However, it’s critical to remember successful telehealth adoption is about more than increased data and accessibility, cautioned Shawn Griffin, M.D., president and CEO, URAC. Physicians will still have to be able to have “meaningful context” in order to quickly assess what data is relevant to a given patient encounter, he noted. In addition, that doctor-patient relationship will likely remain paramount whether care is delivered via telehealth or in-person, Dr. Griffin said.
Trends are changing, though, said McCarthy. Speaking of today’s millennials, he suggested “that kind of relationship doesn’t matter as much” to them. “They’ve always sought out new knowledge [and] done more comparison shopping” whether it’s a new restaurant or a consumer good purchase, McCarthy said. The millennial segment of the population tends to be more mobile, too, he said. They value convenience and value over relationships in ways older patients might not, he said.
Scott Stuewe, president of DirectTrust, agreed, noting that the future of telehealth will ride in parallel with the future of technology innovation and adoption. Patients will be “less concerned about being physically present with a doctor because the technology will improve” to the point that the visit “feels” virtually the same, he said. “A doctor today can be in Hawaii with his kids, but present as an avatar to a patient” during consult and treatment, he said. “This isn’t pie in the sky [talk], that’s gaming technology now,” he said.
Reimbursement is also a key factor, panelists said. It’s not realistic to expect doctors and other healthcare professionals to perform services via telehealth unless they are able to bill for it, and that’s not always the case today, McCarthy said, calling it “the biggest obstacle” to future telehealth adoption. “Bigger than technology and bigger than generational issues,” he added.

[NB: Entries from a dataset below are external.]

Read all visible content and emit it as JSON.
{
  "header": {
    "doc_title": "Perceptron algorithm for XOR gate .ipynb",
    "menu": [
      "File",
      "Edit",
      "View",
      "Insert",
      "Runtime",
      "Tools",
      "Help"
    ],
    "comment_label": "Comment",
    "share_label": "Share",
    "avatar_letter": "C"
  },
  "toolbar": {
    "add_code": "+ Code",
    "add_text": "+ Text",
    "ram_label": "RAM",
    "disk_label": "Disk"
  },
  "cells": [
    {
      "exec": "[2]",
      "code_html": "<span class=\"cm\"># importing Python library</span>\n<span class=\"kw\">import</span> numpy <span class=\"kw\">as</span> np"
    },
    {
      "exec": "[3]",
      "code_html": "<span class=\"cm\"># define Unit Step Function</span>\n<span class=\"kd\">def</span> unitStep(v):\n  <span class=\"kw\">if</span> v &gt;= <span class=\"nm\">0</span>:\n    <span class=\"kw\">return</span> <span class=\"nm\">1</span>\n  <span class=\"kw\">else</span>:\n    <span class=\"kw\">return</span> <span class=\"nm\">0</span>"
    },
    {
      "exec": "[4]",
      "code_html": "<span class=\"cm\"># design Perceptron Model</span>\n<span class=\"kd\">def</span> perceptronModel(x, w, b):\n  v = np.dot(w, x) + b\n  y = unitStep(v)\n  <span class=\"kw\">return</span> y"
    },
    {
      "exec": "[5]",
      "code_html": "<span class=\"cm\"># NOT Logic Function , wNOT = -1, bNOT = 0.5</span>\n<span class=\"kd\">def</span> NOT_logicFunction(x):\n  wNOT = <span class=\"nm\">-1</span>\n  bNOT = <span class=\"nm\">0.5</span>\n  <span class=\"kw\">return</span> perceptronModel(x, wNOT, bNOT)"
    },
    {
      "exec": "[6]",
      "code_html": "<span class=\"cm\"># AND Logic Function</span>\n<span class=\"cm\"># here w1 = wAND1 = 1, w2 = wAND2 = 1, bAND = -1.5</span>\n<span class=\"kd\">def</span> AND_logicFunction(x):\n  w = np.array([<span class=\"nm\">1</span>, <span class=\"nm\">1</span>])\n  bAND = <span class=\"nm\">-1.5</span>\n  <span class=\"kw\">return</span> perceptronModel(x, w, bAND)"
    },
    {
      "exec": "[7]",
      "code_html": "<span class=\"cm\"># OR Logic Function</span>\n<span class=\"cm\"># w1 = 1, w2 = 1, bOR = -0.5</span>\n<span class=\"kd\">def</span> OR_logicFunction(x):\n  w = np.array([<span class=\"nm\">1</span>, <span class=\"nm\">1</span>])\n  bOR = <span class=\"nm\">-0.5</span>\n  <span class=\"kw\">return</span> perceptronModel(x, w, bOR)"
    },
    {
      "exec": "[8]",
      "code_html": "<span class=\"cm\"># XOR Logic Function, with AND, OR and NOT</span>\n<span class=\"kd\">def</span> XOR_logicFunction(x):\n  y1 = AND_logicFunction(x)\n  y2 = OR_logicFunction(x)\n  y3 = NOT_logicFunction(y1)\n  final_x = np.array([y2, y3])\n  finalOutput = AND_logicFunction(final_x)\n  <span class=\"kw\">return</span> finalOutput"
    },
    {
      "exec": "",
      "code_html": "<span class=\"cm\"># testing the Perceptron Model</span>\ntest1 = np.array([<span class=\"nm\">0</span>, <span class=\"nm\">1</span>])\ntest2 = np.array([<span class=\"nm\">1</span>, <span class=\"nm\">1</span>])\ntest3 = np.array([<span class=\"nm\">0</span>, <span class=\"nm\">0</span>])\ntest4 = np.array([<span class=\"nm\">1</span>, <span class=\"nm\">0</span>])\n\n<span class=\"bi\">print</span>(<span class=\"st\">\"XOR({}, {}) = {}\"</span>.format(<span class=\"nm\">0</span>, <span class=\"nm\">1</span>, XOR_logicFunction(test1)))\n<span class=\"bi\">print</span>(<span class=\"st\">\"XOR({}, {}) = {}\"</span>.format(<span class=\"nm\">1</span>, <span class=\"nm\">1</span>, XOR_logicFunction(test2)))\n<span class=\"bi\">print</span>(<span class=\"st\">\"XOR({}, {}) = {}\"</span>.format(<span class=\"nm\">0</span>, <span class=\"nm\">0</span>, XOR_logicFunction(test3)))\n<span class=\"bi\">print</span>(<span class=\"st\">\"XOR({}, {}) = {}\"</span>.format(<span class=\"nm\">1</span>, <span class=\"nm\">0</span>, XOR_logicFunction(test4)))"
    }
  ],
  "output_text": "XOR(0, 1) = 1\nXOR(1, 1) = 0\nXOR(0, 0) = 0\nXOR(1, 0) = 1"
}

Regardless, the human factor is significant when trying to predict the future of telehealth adoption, panelists said. “There’s a change management challenge,” Dr. Darkins said. A “rigid, hierarchical” system has engendered a sense of “entitlement” among some healthcare professionals, he suggested. “Those most invested in the [current] structure are the most insecure” and averse to it, he warned.